The mucous layer of the gastrointestinal (GI) tract plays an important function in the digestion of food, the absorption of nutrients into the bloodstream and as it contains a huge amount of immune cells protects an animal from ingested bacteria, fungi, viruses, food allergens and toxic substances; and determines how much antigenic material is passed into the bloodstream. Approximately 80% of immunity comes from the gut, which is why gut health is so important. Certain foods, supplements and herbs, e.g. probiotics, slippery elm and marshmallow play a vital role in supporting gut health.
Adverse reactions to food can cause a wide variety of skin lesions, itchiness in pets and appears to be an important cause of GI problems in dogs and cats. According to Hand, Thatcher, Remillard, Roudebush and Novotny (Small Animal Clinical Nutrition, p612, 2010), “Inflammation of the mucosa predisposes animals to the development of acquired food allergies”.
Today beef, dairy products, wheat and chicken appear to be the main foods causing adverse food reactions in dogs and should not be fed to dogs with food sensitivities.
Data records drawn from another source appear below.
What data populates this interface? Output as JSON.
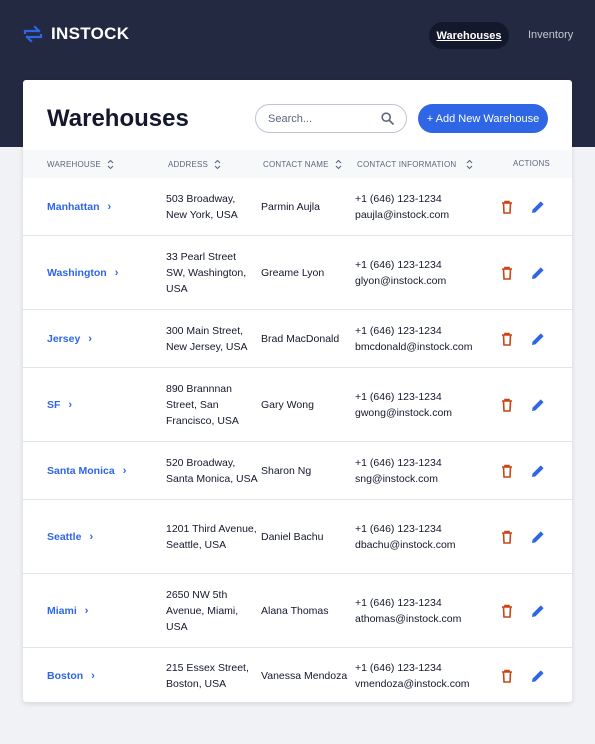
{
  "app": {
    "name": "INSTOCK"
  },
  "nav": {
    "warehouses": "Warehouses",
    "inventory": "Inventory"
  },
  "page": {
    "title": "Warehouses",
    "search_placeholder": "Search...",
    "add_button": "+ Add New Warehouse"
  },
  "colors": {
    "header": "#232940",
    "accent": "#2e66e6",
    "delete": "#c94515",
    "text": "#13182c",
    "muted": "#5c667e"
  },
  "icons": {
    "logo": "swap-arrows-icon",
    "search": "search-icon",
    "sort": "sort-icon",
    "chevron": "chevron-right-icon",
    "delete": "trash-icon",
    "edit": "pencil-icon"
  },
  "table": {
    "headers": [
      "WAREHOUSE",
      "ADDRESS",
      "CONTACT NAME",
      "CONTACT INFORMATION",
      "ACTIONS"
    ],
    "rows": [
      {
        "warehouse": "Manhattan",
        "address": "503 Broadway, New York, USA",
        "contact": "Parmin Aujla",
        "phone": "+1 (646) 123-1234",
        "email": "paujla@instock.com"
      },
      {
        "warehouse": "Washington",
        "address": "33 Pearl Street SW, Washington, USA",
        "contact": "Greame Lyon",
        "phone": "+1 (646) 123-1234",
        "email": "glyon@instock.com"
      },
      {
        "warehouse": "Jersey",
        "address": "300 Main Street, New Jersey, USA",
        "contact": "Brad MacDonald",
        "phone": "+1 (646) 123-1234",
        "email": "bmcdonald@instock.com"
      },
      {
        "warehouse": "SF",
        "address": "890 Brannnan Street, San Francisco, USA",
        "contact": "Gary Wong",
        "phone": "+1 (646) 123-1234",
        "email": "gwong@instock.com"
      },
      {
        "warehouse": "Santa Monica",
        "address": "520 Broadway, Santa Monica, USA",
        "contact": "Sharon Ng",
        "phone": "+1 (646) 123-1234",
        "email": "sng@instock.com"
      },
      {
        "warehouse": "Seattle",
        "address": "1201 Third Avenue, Seattle, USA",
        "contact": "Daniel Bachu",
        "phone": "+1 (646) 123-1234",
        "email": "dbachu@instock.com"
      },
      {
        "warehouse": "Miami",
        "address": "2650 NW 5th Avenue, Miami, USA",
        "contact": "Alana Thomas",
        "phone": "+1 (646) 123-1234",
        "email": "athomas@instock.com"
      },
      {
        "warehouse": "Boston",
        "address": "215 Essex Street, Boston, USA",
        "contact": "Vanessa Mendoza",
        "phone": "+1 (646) 123-1234",
        "email": "vmendoza@instock.com"
      }
    ]
  }
}
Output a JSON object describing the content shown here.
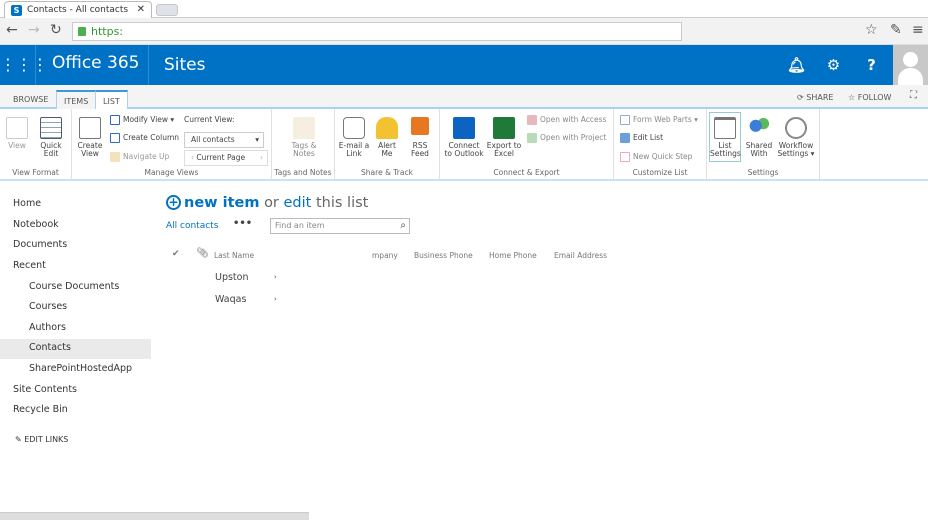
{
  "browser": {
    "tab_title": "Contacts - All contacts",
    "url": "https:",
    "favicon": "S"
  },
  "suite_bar": {
    "brand": "Office 365",
    "app": "Sites",
    "brand_color": "#0072c6"
  },
  "ribbon_tabs": [
    "BROWSE",
    "ITEMS",
    "LIST"
  ],
  "ribbon_actions": {
    "share": "SHARE",
    "follow": "FOLLOW"
  },
  "ribbon": {
    "view_format": {
      "label": "View Format",
      "view": "View",
      "quick_edit": "Quick Edit"
    },
    "manage_views": {
      "label": "Manage Views",
      "create_view": "Create View",
      "modify_view": "Modify View",
      "create_column": "Create Column",
      "navigate_up": "Navigate Up",
      "current_view_label": "Current View:",
      "current_view_value": "All contacts",
      "current_page": "Current Page"
    },
    "tags_notes": {
      "label": "Tags and Notes",
      "tags": "Tags & Notes"
    },
    "share_track": {
      "label": "Share & Track",
      "email": "E-mail a Link",
      "alert": "Alert Me",
      "rss": "RSS Feed"
    },
    "connect_export": {
      "label": "Connect & Export",
      "outlook": "Connect to Outlook",
      "excel": "Export to Excel",
      "access": "Open with Access",
      "project": "Open with Project"
    },
    "customize_list": {
      "label": "Customize List",
      "form_web_parts": "Form Web Parts",
      "edit_list": "Edit List",
      "quick_step": "New Quick Step"
    },
    "settings": {
      "label": "Settings",
      "list_settings": "List Settings",
      "shared_with": "Shared With",
      "workflow": "Workflow Settings"
    }
  },
  "left_nav": {
    "items": [
      "Home",
      "Notebook",
      "Documents",
      "Recent",
      "Course Documents",
      "Courses",
      "Authors",
      "Contacts",
      "SharePointHostedApp",
      "Site Contents",
      "Recycle Bin"
    ],
    "edit_links": "EDIT LINKS",
    "selected": "Contacts"
  },
  "main": {
    "new_item": "new item",
    "or": "or",
    "edit": "edit",
    "this_list": "this list",
    "view": "All contacts",
    "more": "•••",
    "search_placeholder": "Find an item",
    "columns": [
      "Last Name",
      "mpany",
      "Business Phone",
      "Home Phone",
      "Email Address"
    ],
    "rows": [
      {
        "last_name": "Upston"
      },
      {
        "last_name": "Waqas"
      }
    ]
  }
}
My own dog develops severe itching from eating chicken or dog biscuits containing wheat.
To relieve the symptoms of an allergic reaction the cause of an animals allergic reaction needs to be identified and this maybe tricky. Diagnosis of an adverse reaction to a food is confirmed by food elimination trials. A positive allergy to a food is confirmed by a cessation of the allergy symptoms once the food is eliminated from the diet but return of the symptoms upon reintroduction of the food into the diet. Allergies to pollens are more difficult to diagnose and may require the assistance of a veterinary dermatologist.
If your dog or cat is suffering from allergies contact us to discuss your pets diet and nutritional needs. Chronic skin conditions require a veterinary visit to rule out any other serious health conditions.
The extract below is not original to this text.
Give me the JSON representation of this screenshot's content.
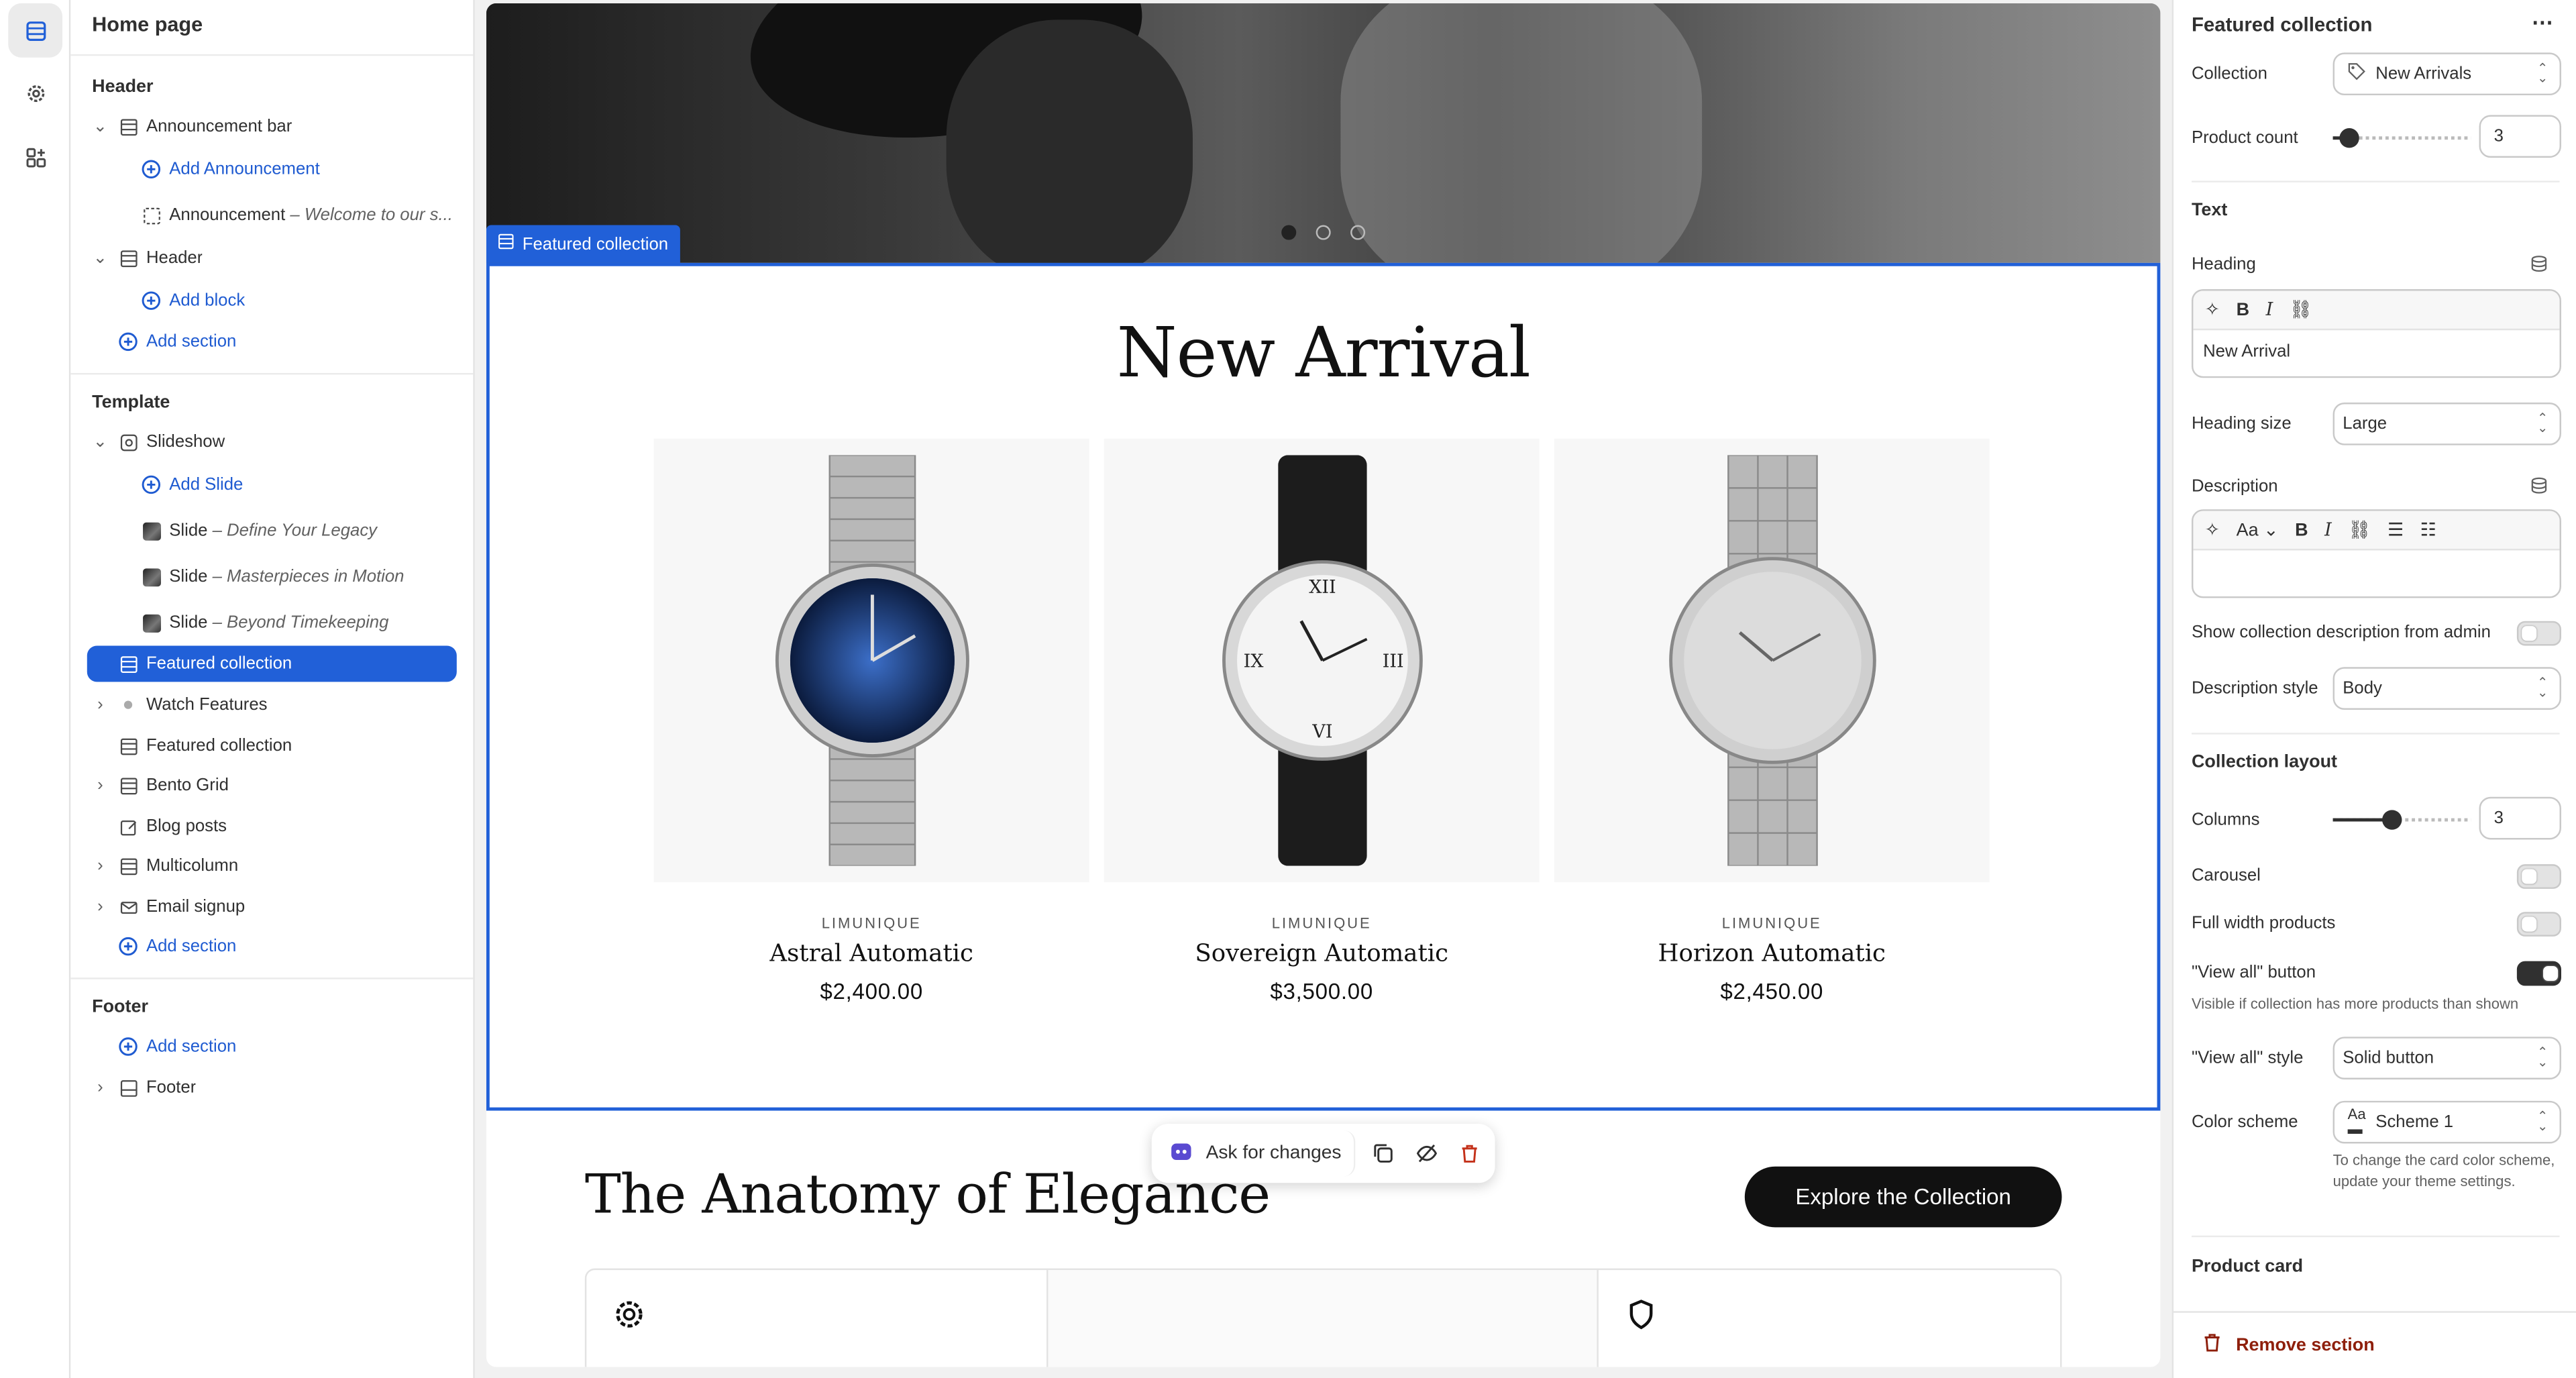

1. Hand, M, Thatcher, C, Remillard, R, Roudebush, P, Novotny, B, 2010, Small Animal Clinical Nutrition, 5th Edition, Mark Morris Institute, USA,
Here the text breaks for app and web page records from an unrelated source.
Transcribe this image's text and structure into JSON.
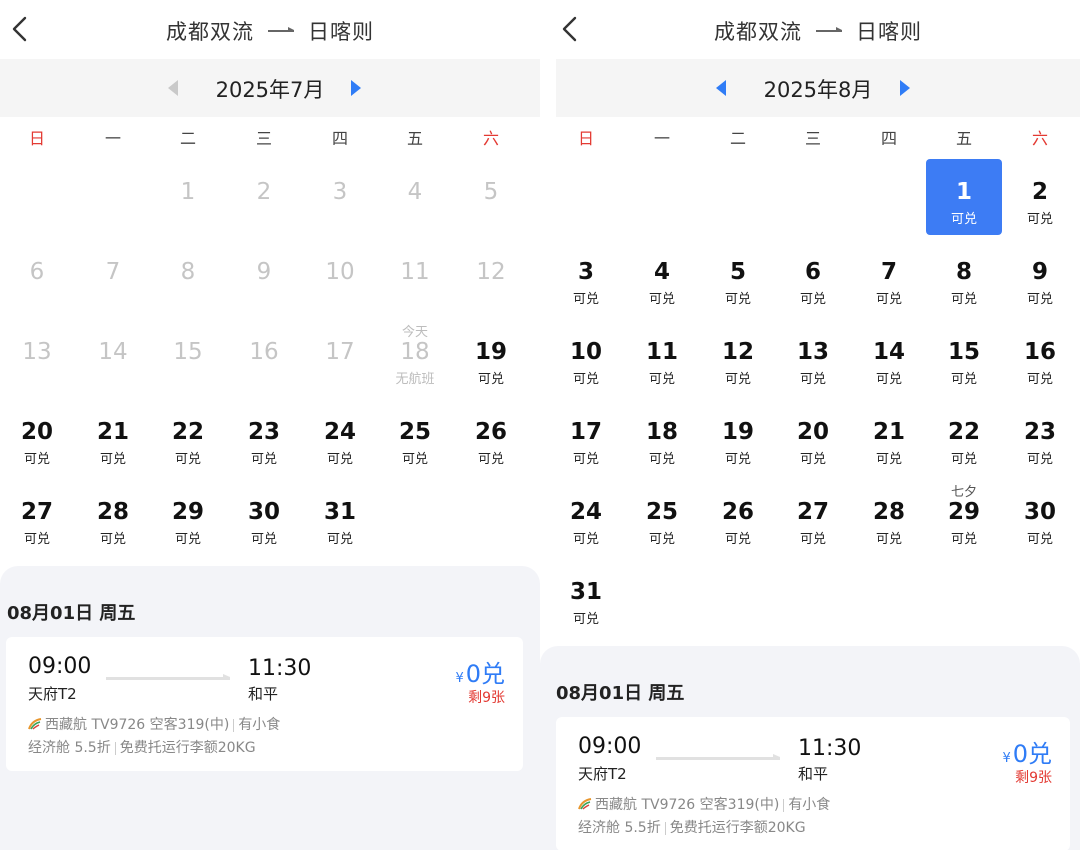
{
  "colors": {
    "accent": "#2f7cf6",
    "selected_bg": "#3d7cf4",
    "weekend": "#e33a33",
    "muted": "#c5c5c5"
  },
  "left": {
    "header": {
      "from": "成都双流",
      "to": "日喀则"
    },
    "month": {
      "label": "2025年7月"
    },
    "weekdays": [
      "日",
      "一",
      "二",
      "三",
      "四",
      "五",
      "六"
    ],
    "days": [
      {
        "n": "1",
        "s": "",
        "t": "",
        "d": true
      },
      {
        "n": "2",
        "s": "",
        "t": "",
        "d": true
      },
      {
        "n": "3",
        "s": "",
        "t": "",
        "d": true
      },
      {
        "n": "4",
        "s": "",
        "t": "",
        "d": true
      },
      {
        "n": "5",
        "s": "",
        "t": "",
        "d": true
      },
      {
        "n": "6",
        "s": "",
        "t": "",
        "d": true
      },
      {
        "n": "7",
        "s": "",
        "t": "",
        "d": true
      },
      {
        "n": "8",
        "s": "",
        "t": "",
        "d": true
      },
      {
        "n": "9",
        "s": "",
        "t": "",
        "d": true
      },
      {
        "n": "10",
        "s": "",
        "t": "",
        "d": true
      },
      {
        "n": "11",
        "s": "",
        "t": "",
        "d": true
      },
      {
        "n": "12",
        "s": "",
        "t": "",
        "d": true
      },
      {
        "n": "13",
        "s": "",
        "t": "",
        "d": true
      },
      {
        "n": "14",
        "s": "",
        "t": "",
        "d": true
      },
      {
        "n": "15",
        "s": "",
        "t": "",
        "d": true
      },
      {
        "n": "16",
        "s": "",
        "t": "",
        "d": true
      },
      {
        "n": "17",
        "s": "",
        "t": "",
        "d": true
      },
      {
        "n": "18",
        "s": "无航班",
        "t": "今天",
        "d": true
      },
      {
        "n": "19",
        "s": "可兑",
        "t": "",
        "d": false
      },
      {
        "n": "20",
        "s": "可兑",
        "t": "",
        "d": false
      },
      {
        "n": "21",
        "s": "可兑",
        "t": "",
        "d": false
      },
      {
        "n": "22",
        "s": "可兑",
        "t": "",
        "d": false
      },
      {
        "n": "23",
        "s": "可兑",
        "t": "",
        "d": false
      },
      {
        "n": "24",
        "s": "可兑",
        "t": "",
        "d": false
      },
      {
        "n": "25",
        "s": "可兑",
        "t": "",
        "d": false
      },
      {
        "n": "26",
        "s": "可兑",
        "t": "",
        "d": false
      },
      {
        "n": "27",
        "s": "可兑",
        "t": "",
        "d": false
      },
      {
        "n": "28",
        "s": "可兑",
        "t": "",
        "d": false
      },
      {
        "n": "29",
        "s": "可兑",
        "t": "",
        "d": false
      },
      {
        "n": "30",
        "s": "可兑",
        "t": "",
        "d": false
      },
      {
        "n": "31",
        "s": "可兑",
        "t": "",
        "d": false
      }
    ],
    "selected_date": "08月01日 周五",
    "flight": {
      "dep_time": "09:00",
      "dep_airport": "天府T2",
      "arr_time": "11:30",
      "arr_airport": "和平",
      "price_symbol": "¥",
      "price": "0兑",
      "remaining": "剩9张",
      "airline_info": "西藏航 TV9726 空客319(中)",
      "meal": "有小食",
      "cabin": "经济舱 5.5折",
      "baggage": "免费托运行李额20KG"
    }
  },
  "right": {
    "header": {
      "from": "成都双流",
      "to": "日喀则"
    },
    "month": {
      "label": "2025年8月"
    },
    "weekdays": [
      "日",
      "一",
      "二",
      "三",
      "四",
      "五",
      "六"
    ],
    "days": [
      {
        "n": "1",
        "s": "可兑",
        "t": "",
        "d": false,
        "sel": true
      },
      {
        "n": "2",
        "s": "可兑",
        "t": "",
        "d": false
      },
      {
        "n": "3",
        "s": "可兑",
        "t": "",
        "d": false
      },
      {
        "n": "4",
        "s": "可兑",
        "t": "",
        "d": false
      },
      {
        "n": "5",
        "s": "可兑",
        "t": "",
        "d": false
      },
      {
        "n": "6",
        "s": "可兑",
        "t": "",
        "d": false
      },
      {
        "n": "7",
        "s": "可兑",
        "t": "",
        "d": false
      },
      {
        "n": "8",
        "s": "可兑",
        "t": "",
        "d": false
      },
      {
        "n": "9",
        "s": "可兑",
        "t": "",
        "d": false
      },
      {
        "n": "10",
        "s": "可兑",
        "t": "",
        "d": false
      },
      {
        "n": "11",
        "s": "可兑",
        "t": "",
        "d": false
      },
      {
        "n": "12",
        "s": "可兑",
        "t": "",
        "d": false
      },
      {
        "n": "13",
        "s": "可兑",
        "t": "",
        "d": false
      },
      {
        "n": "14",
        "s": "可兑",
        "t": "",
        "d": false
      },
      {
        "n": "15",
        "s": "可兑",
        "t": "",
        "d": false
      },
      {
        "n": "16",
        "s": "可兑",
        "t": "",
        "d": false
      },
      {
        "n": "17",
        "s": "可兑",
        "t": "",
        "d": false
      },
      {
        "n": "18",
        "s": "可兑",
        "t": "",
        "d": false
      },
      {
        "n": "19",
        "s": "可兑",
        "t": "",
        "d": false
      },
      {
        "n": "20",
        "s": "可兑",
        "t": "",
        "d": false
      },
      {
        "n": "21",
        "s": "可兑",
        "t": "",
        "d": false
      },
      {
        "n": "22",
        "s": "可兑",
        "t": "",
        "d": false
      },
      {
        "n": "23",
        "s": "可兑",
        "t": "",
        "d": false
      },
      {
        "n": "24",
        "s": "可兑",
        "t": "",
        "d": false
      },
      {
        "n": "25",
        "s": "可兑",
        "t": "",
        "d": false
      },
      {
        "n": "26",
        "s": "可兑",
        "t": "",
        "d": false
      },
      {
        "n": "27",
        "s": "可兑",
        "t": "",
        "d": false
      },
      {
        "n": "28",
        "s": "可兑",
        "t": "",
        "d": false
      },
      {
        "n": "29",
        "s": "可兑",
        "t": "七夕",
        "d": false
      },
      {
        "n": "30",
        "s": "可兑",
        "t": "",
        "d": false
      },
      {
        "n": "31",
        "s": "可兑",
        "t": "",
        "d": false
      }
    ],
    "selected_date": "08月01日 周五",
    "flight": {
      "dep_time": "09:00",
      "dep_airport": "天府T2",
      "arr_time": "11:30",
      "arr_airport": "和平",
      "price_symbol": "¥",
      "price": "0兑",
      "remaining": "剩9张",
      "airline_info": "西藏航 TV9726 空客319(中)",
      "meal": "有小食",
      "cabin": "经济舱 5.5折",
      "baggage": "免费托运行李额20KG"
    }
  }
}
2. Mindell, Earl, RPh, PhD, Elizabeth Renaghan, 2007, Dr. Earl Mindell’s Nutrition and Health For Dogs, Basic Health Publications, Inc, California, USA